Bryna taught her hard working cast the Boston accents needed for this show and they have wonderful chemistry as an acting ensemble. Celine Montaudy commands the stage as Margie. She elicits our sympathy at first and then plays hard ball with her old friend to try to obtain a new job. Celine is onstage almost the whole time. This play depicts the class distinctions of Boston where Abaire lived as a boy growing up there. Margie's confrontation scene with Mike and his wife is a standout moment in the show. Christopher X. Morris does a terrific job as Mike. He captures the essence of this man who worked his way up from the working class to where he is now. Mike plays hardball in the confrontation scene with Margie and his wife. Christopher's proper Boston accent slips back into the Southie accent when he gets ticked off at Margie. This second act scene is stunning and electrifying.

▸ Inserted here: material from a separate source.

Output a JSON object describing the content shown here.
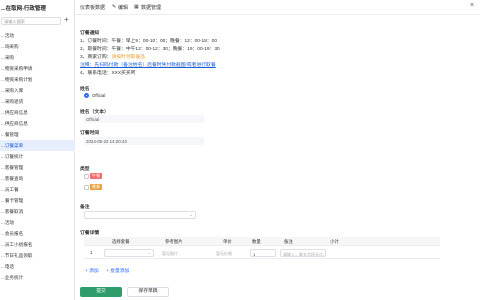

Laura Kennedy and Maggie Papa are topnotch as Jean, Margie's Southie friend and Dottie, Margie dotty landlady who is constantly asking for the rent money. They swear up a storm as Margie's pals and give the play the comic moments needed to temper the harsh reality Margie faces with her disabled daughter, Joyce played sympathetically by Emily Carter and the loss of her job. They steal many a scene with their comic antics. Laura's closing line is a show stopping moment at the end of Act 1. Alijah Deana Dickenson excellently plays Mike's African-American wife who mistakes Margie for a caterer. She is at first sympathetic to Margie's plight but when Margie claims Joyce is Mike's daughter, she changes her mind by wondering why she never let him about it before this. Alijah delivers the goods in this intense scene. Kyle Couture plays Stevie, Margie's boss at the dollar store who fires her at the start of the show. He later on appears to give Margie hope in obtaining another position. There is a clever twist at the end of the show provided by Stevie. So for a marvelous contemporary show that resonates with current day audiences, be sure to catch "Good People" at URI theatre. It is a marvelous piece of theatre.

GOOD PEOPLE (13 to 23 October)
URI Theatre, Will Theatre, Upper College Road, Kingston, RI
(401) 874-5843 or

THE THEATER MIRROR, New England's LIVE Theater Guide